== Segment start ==

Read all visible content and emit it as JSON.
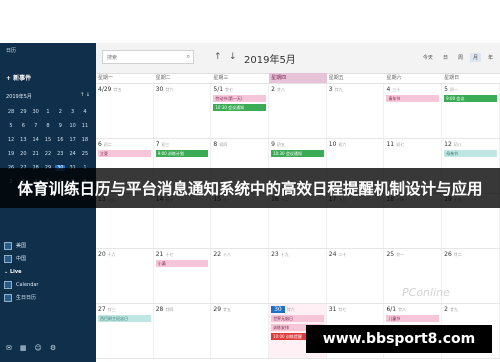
{
  "sidebar": {
    "app_label": "日历",
    "new_event": "+  新事件",
    "month_label": "2019年5月",
    "arrows": "↑  ↓",
    "minical_rows": [
      [
        "28",
        "29",
        "30",
        "1",
        "2",
        "3",
        "4"
      ],
      [
        "5",
        "6",
        "7",
        "8",
        "9",
        "10",
        "11"
      ],
      [
        "12",
        "13",
        "14",
        "15",
        "16",
        "17",
        "18"
      ],
      [
        "19",
        "20",
        "21",
        "22",
        "23",
        "24",
        "25"
      ],
      [
        "26",
        "27",
        "28",
        "29",
        "30",
        "31",
        "1"
      ],
      [
        "2",
        "3",
        "4",
        "5",
        "6",
        "7",
        "8"
      ]
    ],
    "calendars": [
      {
        "label": "美国"
      },
      {
        "label": "中国"
      }
    ],
    "live_header": "Live",
    "live_items": [
      {
        "label": "Calendar"
      },
      {
        "label": "生日日历"
      }
    ],
    "footer_icons": [
      "mail-icon",
      "calendar-icon",
      "people-icon",
      "gear-icon"
    ]
  },
  "toolbar": {
    "search_placeholder": "搜索",
    "month": "2019年5月",
    "buttons": [
      "今天",
      "日",
      "周",
      "月",
      "年"
    ]
  },
  "calendar": {
    "weekdays": [
      "星期一",
      "星期二",
      "星期三",
      "星期四",
      "星期五",
      "星期六",
      "星期日"
    ],
    "weeks": [
      [
        {
          "num": "4/29",
          "sub": "廿五",
          "events": []
        },
        {
          "num": "30",
          "sub": "廿六",
          "events": []
        },
        {
          "num": "5/1",
          "sub": "廿七",
          "events": [
            {
              "t": "劳动节(第一天)",
              "c": "pink"
            },
            {
              "t": "10:30 会议通知",
              "c": "green"
            }
          ]
        },
        {
          "num": "2",
          "sub": "廿八",
          "events": []
        },
        {
          "num": "3",
          "sub": "廿九",
          "events": []
        },
        {
          "num": "4",
          "sub": "三十",
          "events": [
            {
              "t": "青年节",
              "c": "pink"
            }
          ]
        },
        {
          "num": "5",
          "sub": "初一",
          "events": [
            {
              "t": "9:00 会议",
              "c": "green"
            }
          ]
        }
      ],
      [
        {
          "num": "6",
          "sub": "初二",
          "events": [
            {
              "t": "立夏",
              "c": "pink"
            }
          ]
        },
        {
          "num": "7",
          "sub": "初三",
          "events": [
            {
              "t": "9:00 训练计划",
              "c": "green"
            }
          ]
        },
        {
          "num": "8",
          "sub": "初四",
          "events": []
        },
        {
          "num": "9",
          "sub": "初五",
          "events": [
            {
              "t": "10:30 会议通知",
              "c": "green"
            }
          ]
        },
        {
          "num": "10",
          "sub": "初六",
          "events": []
        },
        {
          "num": "11",
          "sub": "初七",
          "events": []
        },
        {
          "num": "12",
          "sub": "初八",
          "events": [
            {
              "t": "母亲节",
              "c": "teal"
            }
          ]
        }
      ],
      [
        {
          "num": "13",
          "sub": "初九",
          "events": []
        },
        {
          "num": "14",
          "sub": "初十",
          "events": []
        },
        {
          "num": "15",
          "sub": "十一",
          "events": []
        },
        {
          "num": "16",
          "sub": "十二",
          "events": []
        },
        {
          "num": "17",
          "sub": "十三",
          "events": []
        },
        {
          "num": "18",
          "sub": "十四",
          "events": []
        },
        {
          "num": "19",
          "sub": "十五",
          "events": []
        }
      ],
      [
        {
          "num": "20",
          "sub": "十六",
          "events": []
        },
        {
          "num": "21",
          "sub": "十七",
          "events": [
            {
              "t": "小满",
              "c": "pink"
            }
          ]
        },
        {
          "num": "22",
          "sub": "十八",
          "events": []
        },
        {
          "num": "23",
          "sub": "十九",
          "events": []
        },
        {
          "num": "24",
          "sub": "二十",
          "events": []
        },
        {
          "num": "25",
          "sub": "廿一",
          "events": []
        },
        {
          "num": "26",
          "sub": "廿二",
          "events": []
        }
      ],
      [
        {
          "num": "27",
          "sub": "廿三",
          "events": [
            {
              "t": "西巴耐主纪念日",
              "c": "teal"
            }
          ]
        },
        {
          "num": "28",
          "sub": "廿四",
          "events": []
        },
        {
          "num": "29",
          "sub": "廿五",
          "events": []
        },
        {
          "num": "30",
          "sub": "廿六",
          "today": true,
          "events": [
            {
              "t": "世界无烟日",
              "c": "pink"
            },
            {
              "t": "训练安排",
              "c": "pink"
            },
            {
              "t": "10:00 训练提醒",
              "c": "red"
            }
          ]
        },
        {
          "num": "31",
          "sub": "廿七",
          "events": []
        },
        {
          "num": "6/1",
          "sub": "廿八",
          "events": [
            {
              "t": "儿童节",
              "c": "pink"
            }
          ]
        },
        {
          "num": "2",
          "sub": "廿九",
          "events": []
        }
      ]
    ]
  },
  "overlay": {
    "banner_text": "体育训练日历与平台消息通知系统中的高效日程提醒机制设计与应用",
    "watermark": "PConline",
    "url": "www.bbsport8.com"
  }
}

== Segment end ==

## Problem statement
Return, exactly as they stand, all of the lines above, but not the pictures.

## Solution below
Read all visible content and emit it as JSON.
{
  "sidebar": {
    "app_label": "日历",
    "new_event": "+  新事件",
    "month_label": "2019年5月",
    "arrows": "↑  ↓",
    "minical_rows": [
      [
        "28",
        "29",
        "30",
        "1",
        "2",
        "3",
        "4"
      ],
      [
        "5",
        "6",
        "7",
        "8",
        "9",
        "10",
        "11"
      ],
      [
        "12",
        "13",
        "14",
        "15",
        "16",
        "17",
        "18"
      ],
      [
        "19",
        "20",
        "21",
        "22",
        "23",
        "24",
        "25"
      ],
      [
        "26",
        "27",
        "28",
        "29",
        "30",
        "31",
        "1"
      ],
      [
        "2",
        "3",
        "4",
        "5",
        "6",
        "7",
        "8"
      ]
    ],
    "calendars": [
      {
        "label": "美国"
      },
      {
        "label": "中国"
      }
    ],
    "live_header": "Live",
    "live_items": [
      {
        "label": "Calendar"
      },
      {
        "label": "生日日历"
      }
    ],
    "footer_icons": [
      "mail-icon",
      "calendar-icon",
      "people-icon",
      "gear-icon"
    ]
  },
  "toolbar": {
    "search_placeholder": "搜索",
    "month": "2019年5月",
    "buttons": [
      "今天",
      "日",
      "周",
      "月",
      "年"
    ]
  },
  "calendar": {
    "weekdays": [
      "星期一",
      "星期二",
      "星期三",
      "星期四",
      "星期五",
      "星期六",
      "星期日"
    ],
    "weeks": [
      [
        {
          "num": "4/29",
          "sub": "廿五",
          "events": []
        },
        {
          "num": "30",
          "sub": "廿六",
          "events": []
        },
        {
          "num": "5/1",
          "sub": "廿七",
          "events": [
            {
              "t": "劳动节(第一天)",
              "c": "pink"
            },
            {
              "t": "10:30 会议通知",
              "c": "green"
            }
          ]
        },
        {
          "num": "2",
          "sub": "廿八",
          "events": []
        },
        {
          "num": "3",
          "sub": "廿九",
          "events": []
        },
        {
          "num": "4",
          "sub": "三十",
          "events": [
            {
              "t": "青年节",
              "c": "pink"
            }
          ]
        },
        {
          "num": "5",
          "sub": "初一",
          "events": [
            {
              "t": "9:00 会议",
              "c": "green"
            }
          ]
        }
      ],
      [
        {
          "num": "6",
          "sub": "初二",
          "events": [
            {
              "t": "立夏",
              "c": "pink"
            }
          ]
        },
        {
          "num": "7",
          "sub": "初三",
          "events": [
            {
              "t": "9:00 训练计划",
              "c": "green"
            }
          ]
        },
        {
          "num": "8",
          "sub": "初四",
          "events": []
        },
        {
          "num": "9",
          "sub": "初五",
          "events": [
            {
              "t": "10:30 会议通知",
              "c": "green"
            }
          ]
        },
        {
          "num": "10",
          "sub": "初六",
          "events": []
        },
        {
          "num": "11",
          "sub": "初七",
          "events": []
        },
        {
          "num": "12",
          "sub": "初八",
          "events": [
            {
              "t": "母亲节",
              "c": "teal"
            }
          ]
        }
      ],
      [
        {
          "num": "13",
          "sub": "初九",
          "events": []
        },
        {
          "num": "14",
          "sub": "初十",
          "events": []
        },
        {
          "num": "15",
          "sub": "十一",
          "events": []
        },
        {
          "num": "16",
          "sub": "十二",
          "events": []
        },
        {
          "num": "17",
          "sub": "十三",
          "events": []
        },
        {
          "num": "18",
          "sub": "十四",
          "events": []
        },
        {
          "num": "19",
          "sub": "十五",
          "events": []
        }
      ],
      [
        {
          "num": "20",
          "sub": "十六",
          "events": []
        },
        {
          "num": "21",
          "sub": "十七",
          "events": [
            {
              "t": "小满",
              "c": "pink"
            }
          ]
        },
        {
          "num": "22",
          "sub": "十八",
          "events": []
        },
        {
          "num": "23",
          "sub": "十九",
          "events": []
        },
        {
          "num": "24",
          "sub": "二十",
          "events": []
        },
        {
          "num": "25",
          "sub": "廿一",
          "events": []
        },
        {
          "num": "26",
          "sub": "廿二",
          "events": []
        }
      ],
      [
        {
          "num": "27",
          "sub": "廿三",
          "events": [
            {
              "t": "西巴耐主纪念日",
              "c": "teal"
            }
          ]
        },
        {
          "num": "28",
          "sub": "廿四",
          "events": []
        },
        {
          "num": "29",
          "sub": "廿五",
          "events": []
        },
        {
          "num": "30",
          "sub": "廿六",
          "today": true,
          "events": [
            {
              "t": "世界无烟日",
              "c": "pink"
            },
            {
              "t": "训练安排",
              "c": "pink"
            },
            {
              "t": "10:00 训练提醒",
              "c": "red"
            }
          ]
        },
        {
          "num": "31",
          "sub": "廿七",
          "events": []
        },
        {
          "num": "6/1",
          "sub": "廿八",
          "events": [
            {
              "t": "儿童节",
              "c": "pink"
            }
          ]
        },
        {
          "num": "2",
          "sub": "廿九",
          "events": []
        }
      ]
    ]
  },
  "overlay": {
    "banner_text": "体育训练日历与平台消息通知系统中的高效日程提醒机制设计与应用",
    "watermark": "PConline",
    "url": "www.bbsport8.com"
  }
}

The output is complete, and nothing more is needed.